Sunday, October 08, 2006


Today was definitely the most interesting African History class we've had all year. Right now we're learning about medieval Africa, with the class divided up into 3 little groups: one for the Ghana Empire, one for the Mali Empire, and one for the Songhai Empire. I'm on Mali. Each group is in charge of teaching the rest of the class about the group's empire, through countless little projects and educational ploys.

SO. There we were hunched around tables, slaving away over our Ibn Battuta and Mansa Musa, when I looked up (and it WAS me that looked up first) and saw a bull tortoise in the doorway.

Our school has kind of a history with tortoises. I am told that the year before last, tortoises ran wild on campus. Some of them charged hapless students and teachers, and knocked them down, or bruised them. Our tortoises are pretty big. Last year, however, elementary school raised a ton of money and built them a sanctuary (with brick walls that go down for something like a meter underground, so they can't dig out). The idea is that they are safely contained.

So much for that. The tortoise entering our classroom was a new arrival to the school, and the biggest one yet. I don't actually know how big it is. Somebody said 3/4 of a meter squared. It must weigh at least as much as me, if not twice that. It was kind of getting stuck on the doormat, so it waved its flippers around a lot and tried to drag itself through. I said something like, "Oh my GOSH!"

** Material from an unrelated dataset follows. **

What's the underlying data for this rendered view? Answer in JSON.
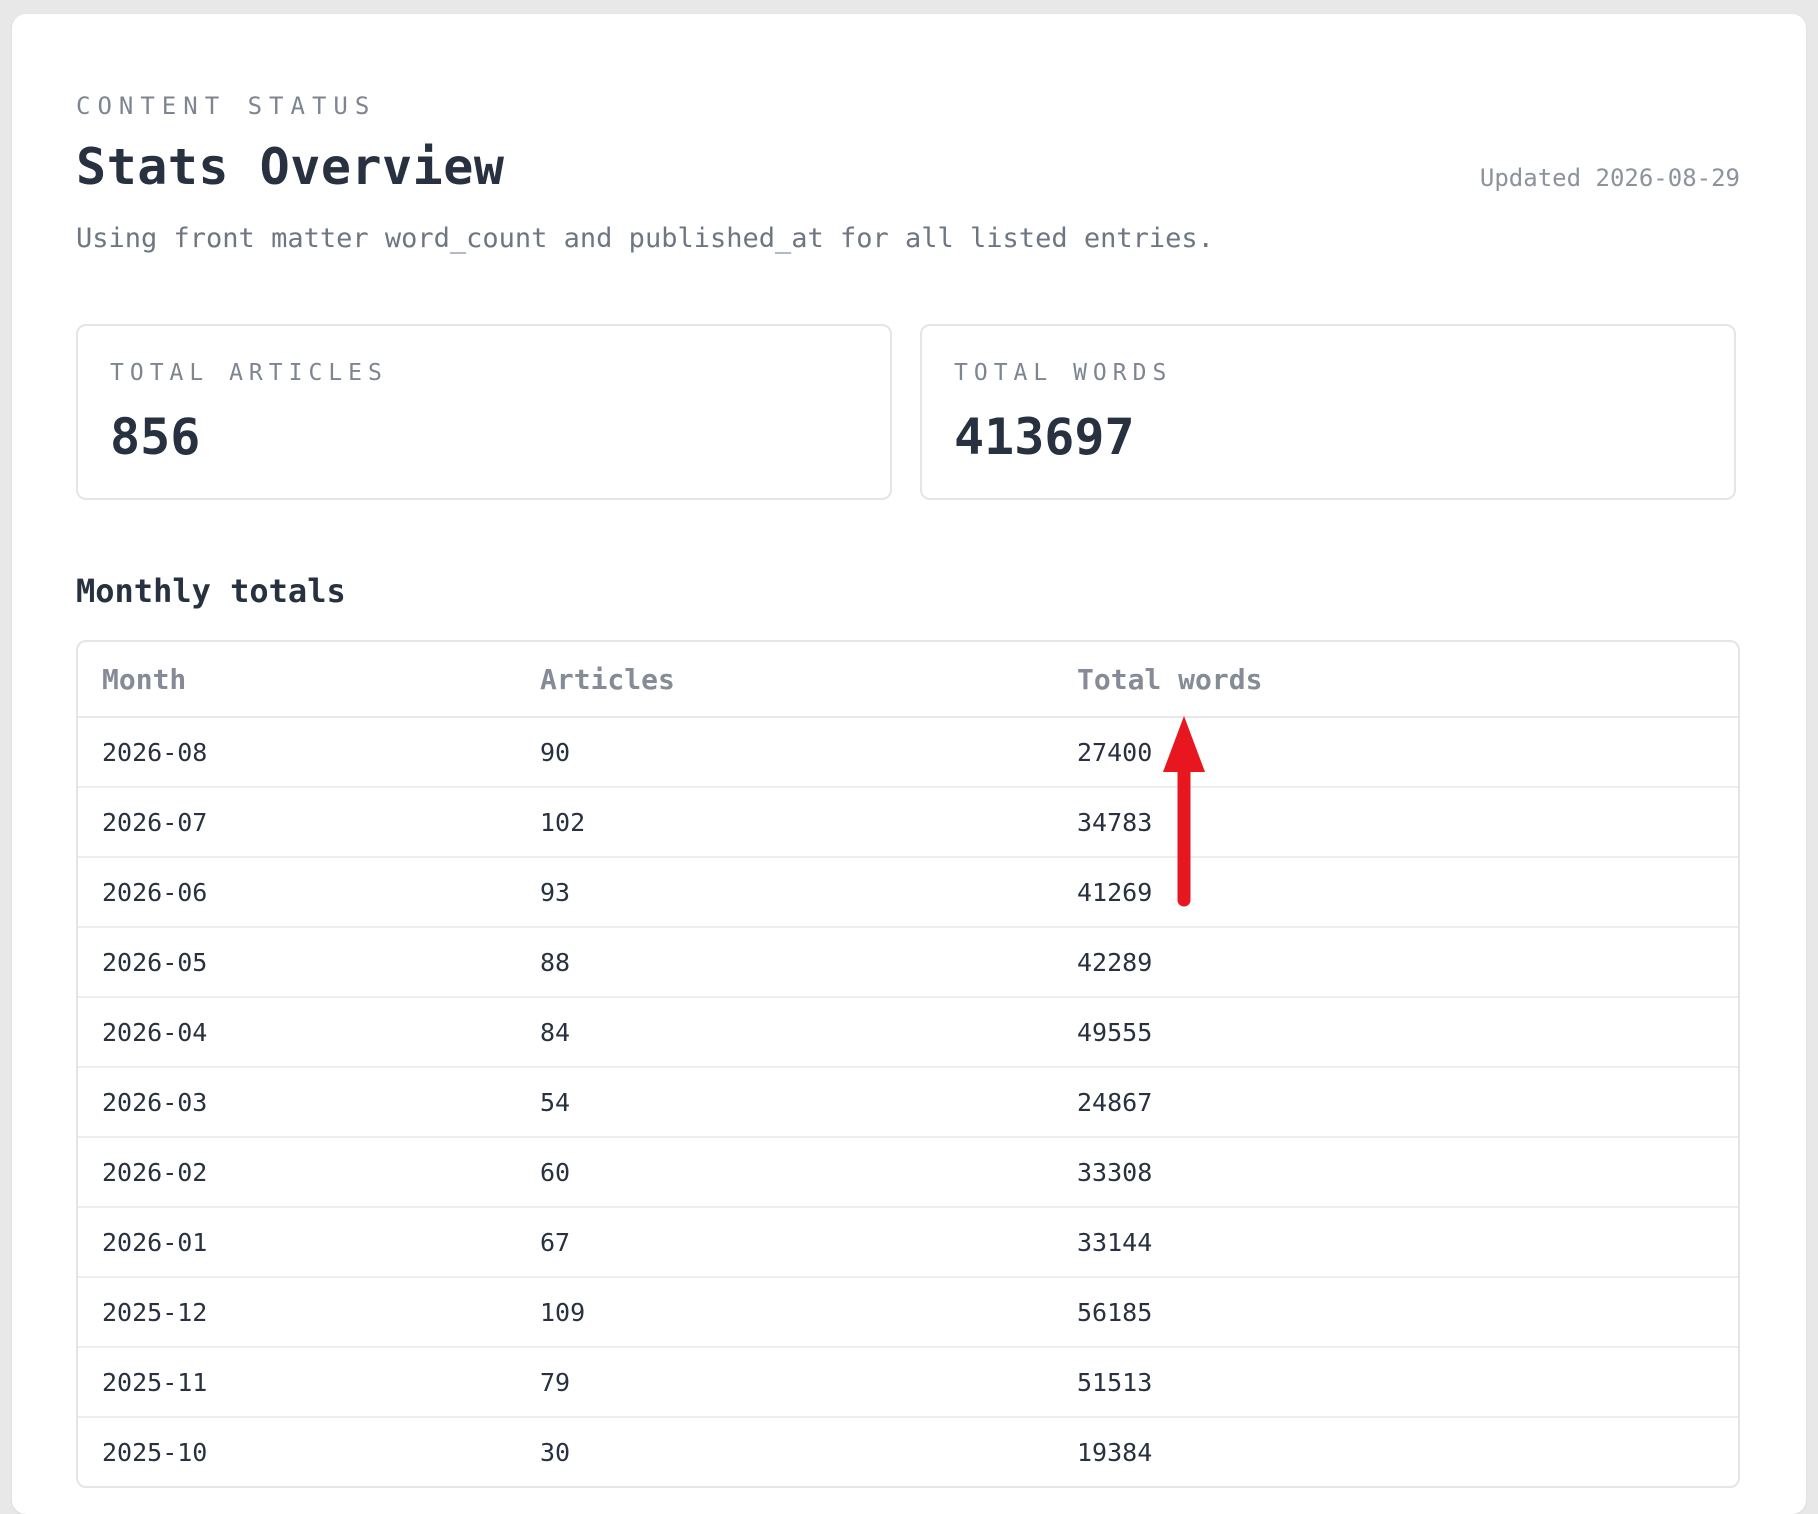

All the other people in my group looked up, too, and must have reacted in an entertaining manner (I almost wish I'd been watching them). We rushed up to the entrance to get a better look, as did most of the rest of the class. One boy claims he thought it was a bird at first. Our teacher, deep in her own thoughts in a dark corner of the classroom, suddenly came to attention, and said in a peeved voice, "What are you all DOING?" (She had spent much of the class exhorting us to focus on our work.) Then she saw the tortoise, too.

Tortoises can't turn around, or at least refuse to do so. This meant that to get it back outside and into the sanctuary, it had to be carried. A couple of students grabbed the shell from either end (the tortoise, not so brave now, hastily pulled in its head) and hoisted it in the air. We all trailed after them as they lugged it across campus, attracting a little parade of maintenance workers, along with the chemistry teacher.

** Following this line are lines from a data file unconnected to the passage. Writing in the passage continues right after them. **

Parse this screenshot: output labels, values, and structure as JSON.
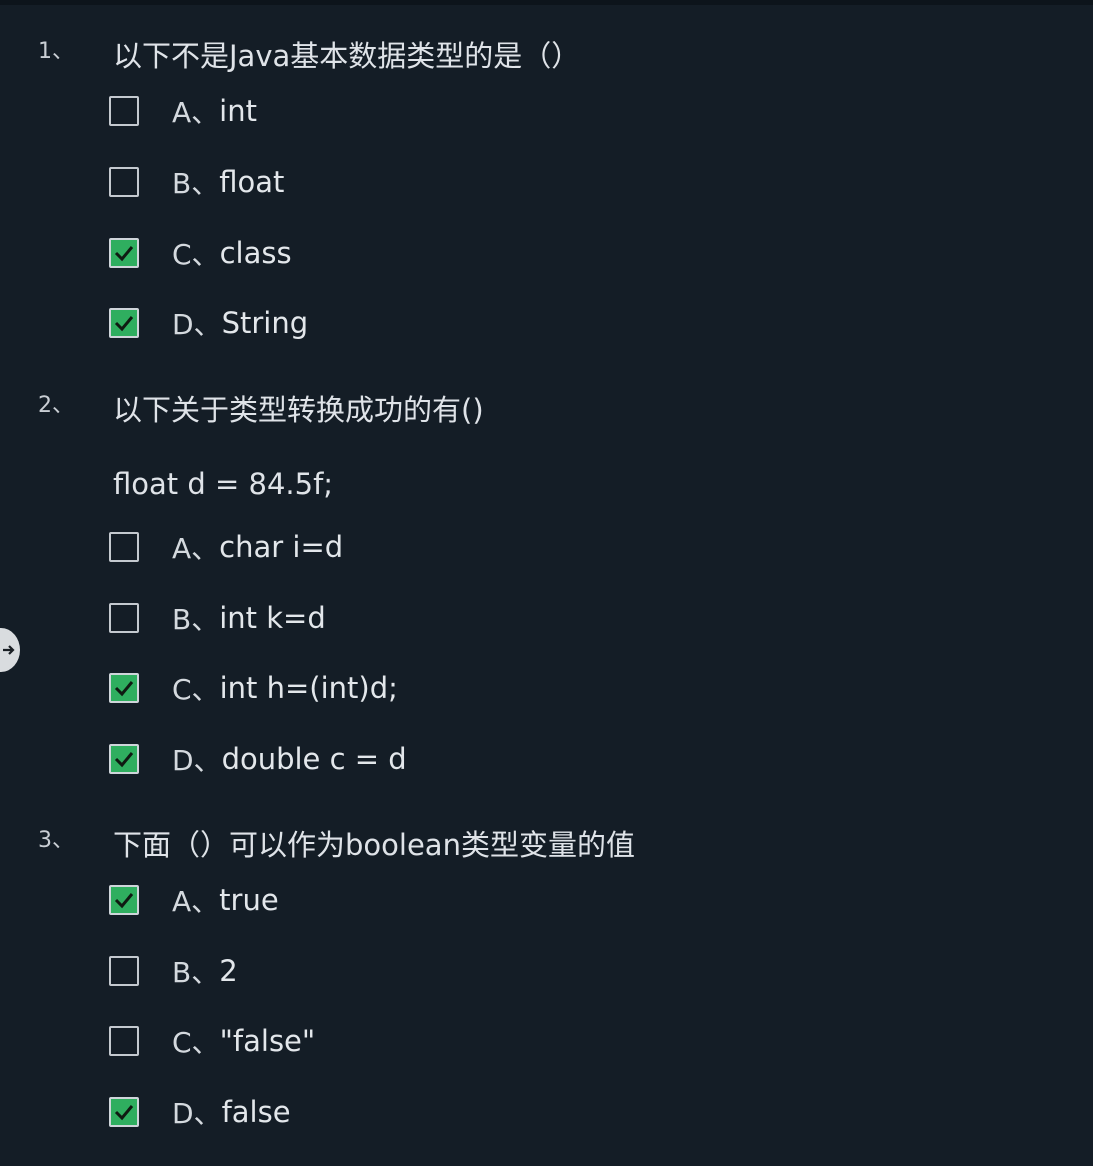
{
  "questions": [
    {
      "number": "1、",
      "text": "以下不是Java基本数据类型的是（）",
      "code": "",
      "options": [
        {
          "letter": "A、",
          "text": "int",
          "checked": false
        },
        {
          "letter": "B、",
          "text": "float",
          "checked": false
        },
        {
          "letter": "C、",
          "text": "class",
          "checked": true
        },
        {
          "letter": "D、",
          "text": "String",
          "checked": true
        }
      ]
    },
    {
      "number": "2、",
      "text": "以下关于类型转换成功的有()",
      "code": "float d = 84.5f;",
      "options": [
        {
          "letter": "A、",
          "text": "char i=d",
          "checked": false
        },
        {
          "letter": "B、",
          "text": "int k=d",
          "checked": false
        },
        {
          "letter": "C、",
          "text": "int h=(int)d;",
          "checked": true
        },
        {
          "letter": "D、",
          "text": "double c = d",
          "checked": true
        }
      ]
    },
    {
      "number": "3、",
      "text": "下面（）可以作为boolean类型变量的值",
      "code": "",
      "options": [
        {
          "letter": "A、",
          "text": "true",
          "checked": true
        },
        {
          "letter": "B、",
          "text": "2",
          "checked": false
        },
        {
          "letter": "C、",
          "text": "\"false\"",
          "checked": false
        },
        {
          "letter": "D、",
          "text": "false",
          "checked": true
        }
      ]
    }
  ],
  "icons": {
    "checkmark": "checkmark-icon",
    "side_handle": "arrow-right-icon"
  },
  "colors": {
    "background": "#141d26",
    "checked": "#2fae5f"
  }
}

Our history teacher made indignant comments to the maintneance workers ("It was in my ROOM!"), but we could tell she was just as happy to be out of class as we were. Thank goodness for bull tortoises.


CuracaoChick said...

Oh, wow. I wish you had a picture, too. And I wish stuff like this happened at MY school!!


Nathan said...

It strikes me as odd that tortoises can "run wild." Actually, it seems strange that they can even run. I guess I have the idea that they are quite slow creatures, so being knocked down or bruised by a tortoise is like a skit you'd see on Saturday Night Live. How fast do they go?

Ruth said...

hmm. not that fast. it is strange. but someone explained to me that it wasn't exactly like the tortoise ran at the person who got knocked down last year, it was more like it got up close and then leaped. or threw itself at him/her. which is even stranger.

Uncle Jim said...

Yucca Mountain (potential site of the US high level nuclear waste diposal site) is home to a threatened population of desert tortises. So, every year when I work there I need to go through tortise training (part of which is how to move a tortise without alarming or disorienting it). Most people who have worked there for years have never seen a tortise, but we work in remote areas where we see them every few days. When we are in prime tortise habitat we will have a team of biologists with us scouting for tortise nests. That is cool because we learn lots about the desert fauna and flora with the biologists on the team. They like working with us because we often have a Korean named Min Jae Jung working with us. Min Jae is legenday at Yucca Mountain for finding tortises. It is a slow day for Min Jae if he doesn't find at least two. Last year, Min Jae found a nest with hatching tortise eggs. That was very cool and something the biologists had never seen before.